Intermodal pricing, both for domestic and international equipment, rose on average about 4 percent year-over-year in the early months of this year, Eric Starks, president of FTR, an Indiana-based research and consulting firm, told JOC.com in August.  But rates will likely end the year 3 percent to 4 percent higher than in 2013, he said.

That forecast roughly parallels what the Cass Information Systems and Avondale Partners have been tracking through their Cass Intermodal Price Index, based on data from freight bills submitted by the freight bill payment company’s clients, totaling more than $23 billion last year.

Domestic intermodal pricing in August rose 3.5 percent year-over-year, according to the index, calculated by Avondale Partners using Cass data. Avondale Partners, an equity research firm, expect domestic intermodal pricing to rise this year a low-single digit clip, “as a tighter truckload environment offers an umbrella for higher pricing.”

Seventy-one percent of surveyed shippers told Wolfe Research they expect tighter truckload capacity over the next 12 months. Of the group, 27 percent expect capacity to remain static and only 2 percent of shippers expect more truckload capacity to come online over the next 12 months.
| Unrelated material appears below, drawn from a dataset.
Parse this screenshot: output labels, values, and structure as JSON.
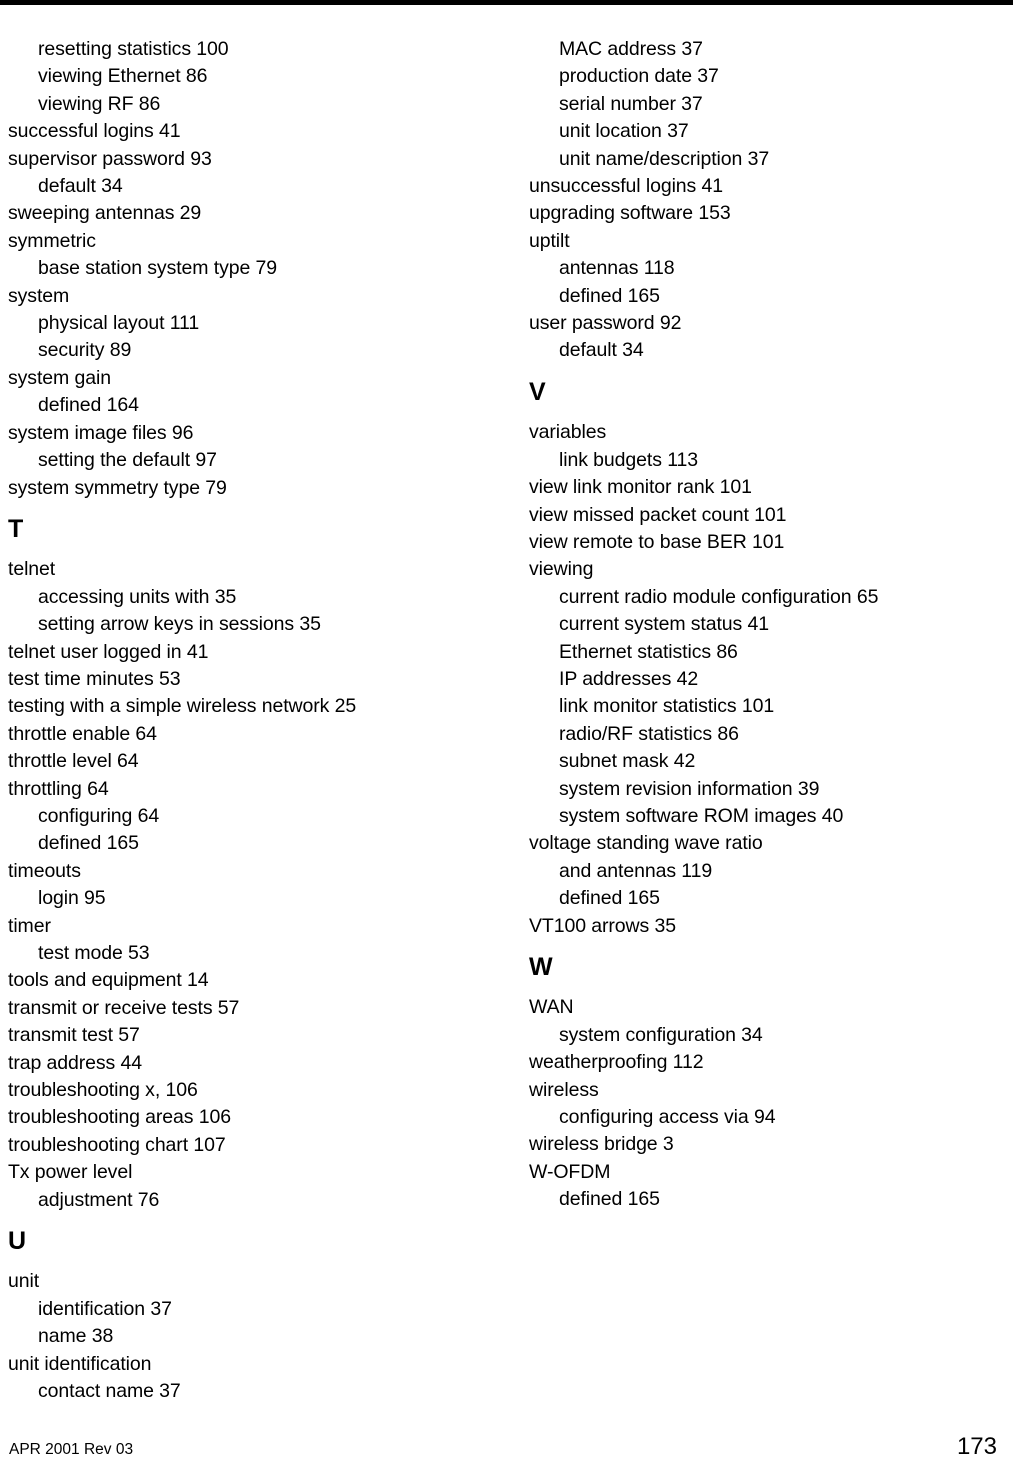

“Into better demand, but no material increases in (truckload fleets) and no near-term improvements in rail intermodal service levels, we expect (truckload) capacity to remain tight well into next year,” Wolfe Research said.

The Class I railroad industry’s third-quarter earning period kicks off with CSX Transportation releasing its results Tuesday. The other major railroads — except for privately-held BNSF Railway, will report earnings in the following weeks.

SCS BlogVanessa Frye